            2 Replies
            1. re: ninrn

              I replaced water because I read somewhere that hemicellulose which is difficult to digest and main cause of bloating/gases afterwards. If I replace water 3 to 4 times, I essentially get rid of lot of it. And I do cook until they are soft but still hold the shape.

              1. re: vegiefudie

                If you replace the water 3-4 times, you also wash away an enormous quantity of nutrients, which defeats of the purpose of cooking from scratch and eating healthfully.

                I change the water once (I soak, then drain, then cook in fresh water). You can also use a pinch of baking soda (A PINCH! - no more than 1/4 tsp -- emphasis because lordy, it's nasty if you use any more than that, says the voice of experience)

                Or a dash of epazote.

                And as above, your belly will get used to it with time.

            2. One additional point on digestion: It's important to cook them until they are soft. Undercooking is often a culprit.
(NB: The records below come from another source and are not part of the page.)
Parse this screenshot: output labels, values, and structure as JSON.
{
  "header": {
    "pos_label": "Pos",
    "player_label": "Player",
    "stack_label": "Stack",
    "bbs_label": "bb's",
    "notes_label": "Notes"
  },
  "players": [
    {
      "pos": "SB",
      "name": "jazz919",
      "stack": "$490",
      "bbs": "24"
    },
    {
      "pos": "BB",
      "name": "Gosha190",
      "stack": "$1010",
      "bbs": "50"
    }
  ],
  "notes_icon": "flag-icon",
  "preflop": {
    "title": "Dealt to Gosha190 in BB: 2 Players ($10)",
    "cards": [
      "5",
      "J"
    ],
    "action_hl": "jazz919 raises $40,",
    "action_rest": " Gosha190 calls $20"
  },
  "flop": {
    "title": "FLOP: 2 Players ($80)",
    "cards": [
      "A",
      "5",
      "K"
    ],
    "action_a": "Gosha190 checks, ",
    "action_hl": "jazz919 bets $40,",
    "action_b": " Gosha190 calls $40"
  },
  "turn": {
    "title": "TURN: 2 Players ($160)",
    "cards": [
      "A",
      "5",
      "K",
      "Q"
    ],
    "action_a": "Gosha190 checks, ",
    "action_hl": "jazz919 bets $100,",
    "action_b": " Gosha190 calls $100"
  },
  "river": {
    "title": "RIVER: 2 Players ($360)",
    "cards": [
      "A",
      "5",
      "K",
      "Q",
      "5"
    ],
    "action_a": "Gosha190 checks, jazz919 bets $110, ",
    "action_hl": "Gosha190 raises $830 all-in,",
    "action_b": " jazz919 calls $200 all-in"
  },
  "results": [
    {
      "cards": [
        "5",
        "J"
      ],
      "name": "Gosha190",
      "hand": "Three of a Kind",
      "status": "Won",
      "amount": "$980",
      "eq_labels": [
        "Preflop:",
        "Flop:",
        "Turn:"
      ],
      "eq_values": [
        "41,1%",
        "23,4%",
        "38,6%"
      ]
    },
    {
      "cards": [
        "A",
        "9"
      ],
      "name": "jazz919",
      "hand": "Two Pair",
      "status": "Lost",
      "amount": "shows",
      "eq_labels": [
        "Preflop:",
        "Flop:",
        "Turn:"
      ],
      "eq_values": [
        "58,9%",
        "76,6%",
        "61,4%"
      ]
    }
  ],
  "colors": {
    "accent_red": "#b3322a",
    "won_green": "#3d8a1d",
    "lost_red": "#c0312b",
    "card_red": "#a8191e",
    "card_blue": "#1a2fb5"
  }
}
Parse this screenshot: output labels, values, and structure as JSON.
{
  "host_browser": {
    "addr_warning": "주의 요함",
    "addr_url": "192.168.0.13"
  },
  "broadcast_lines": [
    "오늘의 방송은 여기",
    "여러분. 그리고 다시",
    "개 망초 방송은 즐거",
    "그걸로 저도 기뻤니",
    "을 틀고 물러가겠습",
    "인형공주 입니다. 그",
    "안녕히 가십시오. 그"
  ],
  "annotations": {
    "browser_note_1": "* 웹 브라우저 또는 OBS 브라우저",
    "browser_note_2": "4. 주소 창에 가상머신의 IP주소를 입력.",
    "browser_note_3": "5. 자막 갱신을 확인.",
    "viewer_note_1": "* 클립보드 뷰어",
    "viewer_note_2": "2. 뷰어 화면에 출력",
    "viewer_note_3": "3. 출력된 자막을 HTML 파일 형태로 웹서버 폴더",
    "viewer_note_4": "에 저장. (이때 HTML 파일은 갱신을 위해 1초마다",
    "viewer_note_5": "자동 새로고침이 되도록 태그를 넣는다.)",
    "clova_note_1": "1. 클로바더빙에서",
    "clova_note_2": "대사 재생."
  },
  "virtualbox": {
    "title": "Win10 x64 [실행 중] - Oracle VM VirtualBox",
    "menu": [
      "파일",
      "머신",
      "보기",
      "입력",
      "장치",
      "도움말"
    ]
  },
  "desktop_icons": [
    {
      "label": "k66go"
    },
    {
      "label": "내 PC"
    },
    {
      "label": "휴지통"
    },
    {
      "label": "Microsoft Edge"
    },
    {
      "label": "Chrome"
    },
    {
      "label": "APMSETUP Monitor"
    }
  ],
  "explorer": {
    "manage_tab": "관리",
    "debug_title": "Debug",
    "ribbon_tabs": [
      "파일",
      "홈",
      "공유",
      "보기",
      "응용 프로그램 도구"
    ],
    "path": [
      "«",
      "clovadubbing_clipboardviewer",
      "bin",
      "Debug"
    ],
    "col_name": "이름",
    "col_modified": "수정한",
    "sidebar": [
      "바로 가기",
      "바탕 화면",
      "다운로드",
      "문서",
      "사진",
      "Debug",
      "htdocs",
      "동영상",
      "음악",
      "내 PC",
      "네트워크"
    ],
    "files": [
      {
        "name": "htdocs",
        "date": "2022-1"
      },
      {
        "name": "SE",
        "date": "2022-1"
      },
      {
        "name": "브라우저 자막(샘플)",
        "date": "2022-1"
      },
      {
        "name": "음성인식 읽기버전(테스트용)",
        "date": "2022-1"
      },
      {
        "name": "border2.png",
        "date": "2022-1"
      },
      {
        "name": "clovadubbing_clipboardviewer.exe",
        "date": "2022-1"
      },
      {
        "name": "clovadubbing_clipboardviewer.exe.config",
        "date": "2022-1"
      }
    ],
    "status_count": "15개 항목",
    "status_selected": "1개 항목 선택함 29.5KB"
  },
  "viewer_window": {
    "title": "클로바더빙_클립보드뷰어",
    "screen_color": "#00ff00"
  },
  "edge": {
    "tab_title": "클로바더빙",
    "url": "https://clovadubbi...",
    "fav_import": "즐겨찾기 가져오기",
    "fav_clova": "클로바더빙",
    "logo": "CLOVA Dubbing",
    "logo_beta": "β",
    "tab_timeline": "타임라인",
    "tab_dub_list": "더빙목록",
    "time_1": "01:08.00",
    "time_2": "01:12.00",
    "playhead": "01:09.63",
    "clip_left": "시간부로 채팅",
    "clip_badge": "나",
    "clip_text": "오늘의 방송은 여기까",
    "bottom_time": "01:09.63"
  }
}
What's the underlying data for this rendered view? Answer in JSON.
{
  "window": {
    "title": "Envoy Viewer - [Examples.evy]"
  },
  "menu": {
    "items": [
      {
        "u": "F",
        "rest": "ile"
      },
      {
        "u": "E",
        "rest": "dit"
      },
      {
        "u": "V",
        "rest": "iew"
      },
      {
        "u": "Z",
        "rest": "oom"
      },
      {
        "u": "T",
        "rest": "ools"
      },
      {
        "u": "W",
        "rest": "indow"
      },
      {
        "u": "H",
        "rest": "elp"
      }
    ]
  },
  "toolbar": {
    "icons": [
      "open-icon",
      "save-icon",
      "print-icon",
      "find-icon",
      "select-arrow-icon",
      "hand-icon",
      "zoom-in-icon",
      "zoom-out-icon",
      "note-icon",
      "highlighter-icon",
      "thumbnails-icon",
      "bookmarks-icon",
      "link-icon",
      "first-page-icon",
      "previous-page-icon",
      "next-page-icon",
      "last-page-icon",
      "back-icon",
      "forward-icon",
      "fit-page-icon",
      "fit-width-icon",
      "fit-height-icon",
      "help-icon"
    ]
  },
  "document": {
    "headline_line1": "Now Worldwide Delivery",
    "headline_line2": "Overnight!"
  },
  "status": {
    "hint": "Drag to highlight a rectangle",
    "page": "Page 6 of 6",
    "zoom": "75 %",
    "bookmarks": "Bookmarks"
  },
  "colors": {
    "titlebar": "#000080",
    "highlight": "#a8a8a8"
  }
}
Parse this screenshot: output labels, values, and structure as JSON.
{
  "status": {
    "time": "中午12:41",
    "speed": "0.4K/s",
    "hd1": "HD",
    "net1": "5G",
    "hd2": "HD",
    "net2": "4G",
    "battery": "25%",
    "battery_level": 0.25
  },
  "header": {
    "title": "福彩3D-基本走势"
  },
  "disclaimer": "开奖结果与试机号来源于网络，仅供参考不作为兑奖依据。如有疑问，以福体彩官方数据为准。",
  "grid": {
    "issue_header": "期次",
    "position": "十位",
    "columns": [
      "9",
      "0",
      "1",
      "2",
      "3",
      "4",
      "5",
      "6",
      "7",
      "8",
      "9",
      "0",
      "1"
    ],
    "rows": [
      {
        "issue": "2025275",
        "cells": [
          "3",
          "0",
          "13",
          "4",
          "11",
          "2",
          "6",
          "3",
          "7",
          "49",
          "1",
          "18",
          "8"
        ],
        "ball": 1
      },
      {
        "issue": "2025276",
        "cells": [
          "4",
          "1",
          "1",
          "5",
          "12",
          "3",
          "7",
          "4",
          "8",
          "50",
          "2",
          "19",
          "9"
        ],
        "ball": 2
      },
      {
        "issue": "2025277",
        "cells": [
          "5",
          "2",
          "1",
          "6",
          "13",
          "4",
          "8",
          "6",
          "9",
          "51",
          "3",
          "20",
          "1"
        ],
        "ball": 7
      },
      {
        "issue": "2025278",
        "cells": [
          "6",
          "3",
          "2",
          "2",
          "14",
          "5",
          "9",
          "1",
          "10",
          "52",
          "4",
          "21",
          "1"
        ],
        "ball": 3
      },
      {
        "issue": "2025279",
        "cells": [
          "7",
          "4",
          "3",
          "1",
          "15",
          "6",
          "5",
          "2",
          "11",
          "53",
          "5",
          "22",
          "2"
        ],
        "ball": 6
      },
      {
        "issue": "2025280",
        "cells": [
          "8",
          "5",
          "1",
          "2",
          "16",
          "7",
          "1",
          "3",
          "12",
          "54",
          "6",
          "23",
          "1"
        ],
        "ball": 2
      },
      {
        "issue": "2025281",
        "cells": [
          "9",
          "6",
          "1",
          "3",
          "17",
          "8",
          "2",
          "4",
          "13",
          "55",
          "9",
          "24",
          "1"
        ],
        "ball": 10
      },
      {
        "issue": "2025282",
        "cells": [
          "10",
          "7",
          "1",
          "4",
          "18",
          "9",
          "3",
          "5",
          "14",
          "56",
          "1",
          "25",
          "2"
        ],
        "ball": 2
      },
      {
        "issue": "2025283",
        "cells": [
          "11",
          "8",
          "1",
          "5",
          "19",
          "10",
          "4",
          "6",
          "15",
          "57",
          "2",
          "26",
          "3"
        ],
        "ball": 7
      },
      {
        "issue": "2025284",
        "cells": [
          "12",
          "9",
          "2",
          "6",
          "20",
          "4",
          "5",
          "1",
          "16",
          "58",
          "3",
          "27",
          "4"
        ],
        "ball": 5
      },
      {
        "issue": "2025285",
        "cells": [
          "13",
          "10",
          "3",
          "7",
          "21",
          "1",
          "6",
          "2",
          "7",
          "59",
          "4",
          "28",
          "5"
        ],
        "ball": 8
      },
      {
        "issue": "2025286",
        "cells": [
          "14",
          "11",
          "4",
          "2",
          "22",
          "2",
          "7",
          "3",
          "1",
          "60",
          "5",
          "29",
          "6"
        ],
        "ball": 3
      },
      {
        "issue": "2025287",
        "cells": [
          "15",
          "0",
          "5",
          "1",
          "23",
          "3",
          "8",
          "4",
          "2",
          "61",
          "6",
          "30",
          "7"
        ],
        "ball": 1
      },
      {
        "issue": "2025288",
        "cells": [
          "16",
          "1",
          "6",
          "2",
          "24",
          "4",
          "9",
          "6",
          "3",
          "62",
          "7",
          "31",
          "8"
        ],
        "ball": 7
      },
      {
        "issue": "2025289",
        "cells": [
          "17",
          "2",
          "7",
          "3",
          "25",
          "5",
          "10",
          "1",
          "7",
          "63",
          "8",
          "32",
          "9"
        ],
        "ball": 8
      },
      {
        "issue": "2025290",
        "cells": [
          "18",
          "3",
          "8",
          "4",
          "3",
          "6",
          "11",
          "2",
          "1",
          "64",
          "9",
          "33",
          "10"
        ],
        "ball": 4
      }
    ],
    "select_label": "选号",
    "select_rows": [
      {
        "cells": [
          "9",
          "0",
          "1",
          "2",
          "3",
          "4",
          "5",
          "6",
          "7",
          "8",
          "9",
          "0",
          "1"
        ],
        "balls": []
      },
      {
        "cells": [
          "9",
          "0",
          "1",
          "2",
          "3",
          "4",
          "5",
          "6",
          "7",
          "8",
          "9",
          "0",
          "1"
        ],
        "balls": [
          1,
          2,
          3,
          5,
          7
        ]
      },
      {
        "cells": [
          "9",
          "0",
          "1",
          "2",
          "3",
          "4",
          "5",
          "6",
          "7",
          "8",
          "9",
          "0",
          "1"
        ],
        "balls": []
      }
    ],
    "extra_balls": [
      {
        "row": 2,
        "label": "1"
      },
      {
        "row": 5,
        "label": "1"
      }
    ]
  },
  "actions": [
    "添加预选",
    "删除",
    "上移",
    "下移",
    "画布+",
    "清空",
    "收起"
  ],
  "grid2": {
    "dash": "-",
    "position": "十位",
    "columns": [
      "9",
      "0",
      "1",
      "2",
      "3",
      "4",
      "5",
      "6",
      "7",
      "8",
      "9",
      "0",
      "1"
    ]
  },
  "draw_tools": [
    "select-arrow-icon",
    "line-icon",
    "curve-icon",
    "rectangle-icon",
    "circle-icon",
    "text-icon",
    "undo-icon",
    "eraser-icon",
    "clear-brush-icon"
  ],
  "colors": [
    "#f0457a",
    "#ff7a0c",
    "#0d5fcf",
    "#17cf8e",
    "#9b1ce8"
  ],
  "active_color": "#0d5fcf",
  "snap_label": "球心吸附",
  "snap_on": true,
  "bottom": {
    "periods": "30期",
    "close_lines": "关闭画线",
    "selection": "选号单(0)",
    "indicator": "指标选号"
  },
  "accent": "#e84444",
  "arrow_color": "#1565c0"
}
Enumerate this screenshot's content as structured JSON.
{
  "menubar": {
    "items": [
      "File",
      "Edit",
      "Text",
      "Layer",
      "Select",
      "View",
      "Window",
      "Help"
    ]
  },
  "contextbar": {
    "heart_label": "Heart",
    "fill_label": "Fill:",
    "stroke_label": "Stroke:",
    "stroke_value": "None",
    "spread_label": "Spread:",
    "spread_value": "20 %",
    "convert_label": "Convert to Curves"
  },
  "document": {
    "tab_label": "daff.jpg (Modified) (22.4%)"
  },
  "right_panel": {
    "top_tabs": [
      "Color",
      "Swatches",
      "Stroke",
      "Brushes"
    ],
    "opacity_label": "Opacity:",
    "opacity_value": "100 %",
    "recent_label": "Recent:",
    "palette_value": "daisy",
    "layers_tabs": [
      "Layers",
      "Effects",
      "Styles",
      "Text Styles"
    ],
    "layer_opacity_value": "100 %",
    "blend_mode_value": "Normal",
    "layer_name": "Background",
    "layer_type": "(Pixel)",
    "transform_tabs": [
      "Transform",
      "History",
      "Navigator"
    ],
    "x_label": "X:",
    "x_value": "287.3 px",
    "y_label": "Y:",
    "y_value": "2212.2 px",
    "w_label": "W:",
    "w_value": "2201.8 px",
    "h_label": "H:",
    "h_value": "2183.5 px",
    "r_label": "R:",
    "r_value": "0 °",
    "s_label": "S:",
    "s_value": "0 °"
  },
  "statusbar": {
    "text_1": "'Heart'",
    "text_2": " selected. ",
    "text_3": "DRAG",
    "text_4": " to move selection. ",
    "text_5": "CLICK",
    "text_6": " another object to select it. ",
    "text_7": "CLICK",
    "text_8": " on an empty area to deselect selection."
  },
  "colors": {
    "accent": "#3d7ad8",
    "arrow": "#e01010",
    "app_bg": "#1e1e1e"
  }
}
I actually don't mind if beans are a bit on the mushy side so I often use a pressure cooker; but long cooking at a slow simmer produces nice soft beans that keep their shape.